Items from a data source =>

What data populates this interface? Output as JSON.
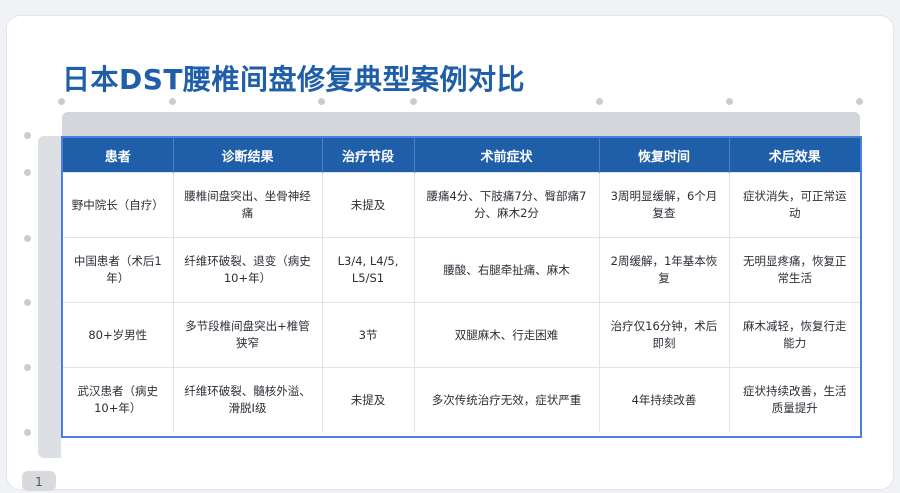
{
  "title": "日本DST腰椎间盘修复典型案例对比",
  "table": {
    "headers": [
      "患者",
      "诊断结果",
      "治疗节段",
      "术前症状",
      "恢复时间",
      "术后效果"
    ],
    "rows": [
      [
        "野中院长（自疗）",
        "腰椎间盘突出、坐骨神经痛",
        "未提及",
        "腰痛4分、下肢痛7分、臀部痛7分、麻木2分",
        "3周明显缓解，6个月复查",
        "症状消失，可正常运动"
      ],
      [
        "中国患者（术后1年）",
        "纤维环破裂、退变（病史10+年）",
        "L3/4, L4/5, L5/S1",
        "腰酸、右腿牵扯痛、麻木",
        "2周缓解，1年基本恢复",
        "无明显疼痛，恢复正常生活"
      ],
      [
        "80+岁男性",
        "多节段椎间盘突出+椎管狭窄",
        "3节",
        "双腿麻木、行走困难",
        "治疗仅16分钟，术后即刻",
        "麻木减轻，恢复行走能力"
      ],
      [
        "武汉患者（病史10+年）",
        "纤维环破裂、髓核外溢、滑脱Ⅰ级",
        "未提及",
        "多次传统治疗无效，症状严重",
        "4年持续改善",
        "症状持续改善，生活质量提升"
      ]
    ]
  },
  "page_number": "1",
  "colors": {
    "title": "#1f5ea8",
    "header_bg": "#1f5ea8",
    "frame": "#4a7fe0"
  }
}
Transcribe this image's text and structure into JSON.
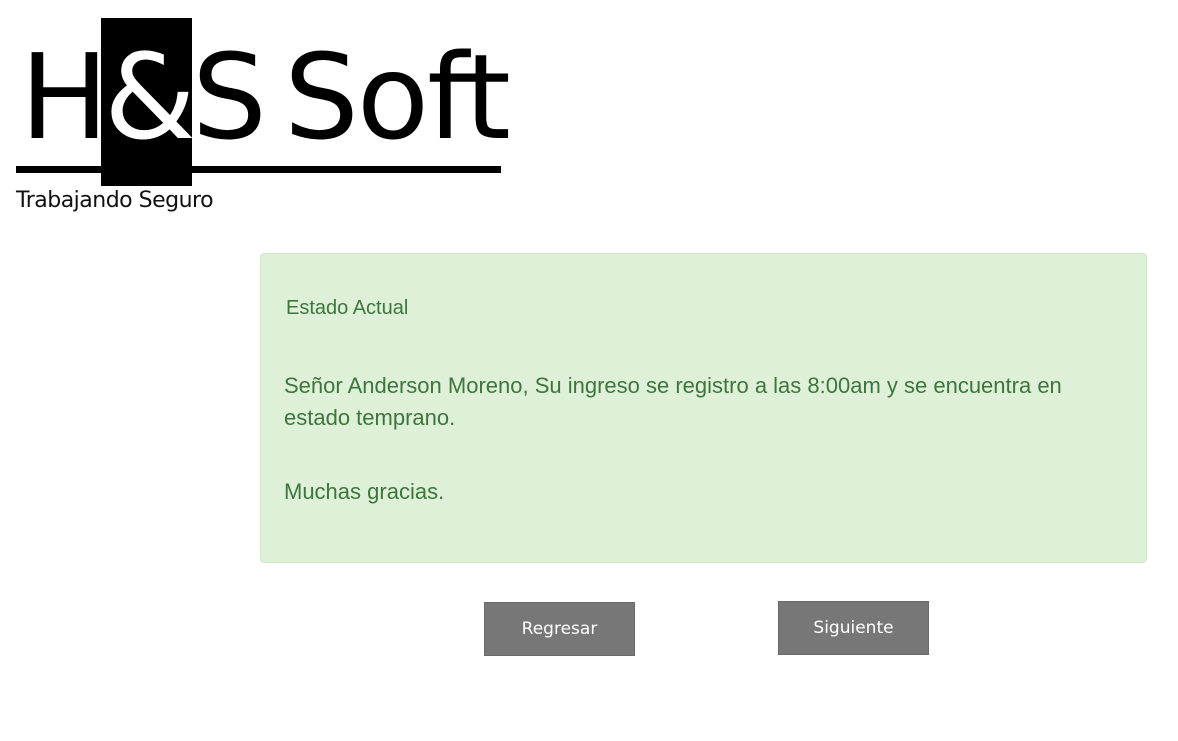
{
  "logo": {
    "letter_h": "H",
    "ampersand": "&",
    "letter_s": "S",
    "soft": "Soft",
    "tagline": "Trabajando Seguro"
  },
  "alert": {
    "title": "Estado Actual",
    "message": "Señor Anderson Moreno, Su ingreso se registro a las 8:00am y se encuentra en estado temprano.",
    "thanks": "Muchas gracias."
  },
  "buttons": {
    "back_label": "Regresar",
    "next_label": "Siguiente"
  },
  "colors": {
    "alert_background": "#dff0d8",
    "alert_text": "#3c763d",
    "button_background": "#777777"
  }
}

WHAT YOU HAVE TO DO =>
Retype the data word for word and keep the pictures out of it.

ANSWER SECTION =>
What data populates this interface? Output as JSON.
{
  "title": "日本DST腰椎间盘修复典型案例对比",
  "table": {
    "headers": [
      "患者",
      "诊断结果",
      "治疗节段",
      "术前症状",
      "恢复时间",
      "术后效果"
    ],
    "rows": [
      [
        "野中院长（自疗）",
        "腰椎间盘突出、坐骨神经痛",
        "未提及",
        "腰痛4分、下肢痛7分、臀部痛7分、麻木2分",
        "3周明显缓解，6个月复查",
        "症状消失，可正常运动"
      ],
      [
        "中国患者（术后1年）",
        "纤维环破裂、退变（病史10+年）",
        "L3/4, L4/5, L5/S1",
        "腰酸、右腿牵扯痛、麻木",
        "2周缓解，1年基本恢复",
        "无明显疼痛，恢复正常生活"
      ],
      [
        "80+岁男性",
        "多节段椎间盘突出+椎管狭窄",
        "3节",
        "双腿麻木、行走困难",
        "治疗仅16分钟，术后即刻",
        "麻木减轻，恢复行走能力"
      ],
      [
        "武汉患者（病史10+年）",
        "纤维环破裂、髓核外溢、滑脱Ⅰ级",
        "未提及",
        "多次传统治疗无效，症状严重",
        "4年持续改善",
        "症状持续改善，生活质量提升"
      ]
    ]
  },
  "page_number": "1",
  "colors": {
    "title": "#1f5ea8",
    "header_bg": "#1f5ea8",
    "frame": "#4a7fe0"
  }
}
Transcribe this image's text and structure into JSON.
{
  "logo": {
    "letter_h": "H",
    "ampersand": "&",
    "letter_s": "S",
    "soft": "Soft",
    "tagline": "Trabajando Seguro"
  },
  "alert": {
    "title": "Estado Actual",
    "message": "Señor Anderson Moreno, Su ingreso se registro a las 8:00am y se encuentra en estado temprano.",
    "thanks": "Muchas gracias."
  },
  "buttons": {
    "back_label": "Regresar",
    "next_label": "Siguiente"
  },
  "colors": {
    "alert_background": "#dff0d8",
    "alert_text": "#3c763d",
    "button_background": "#777777"
  }
}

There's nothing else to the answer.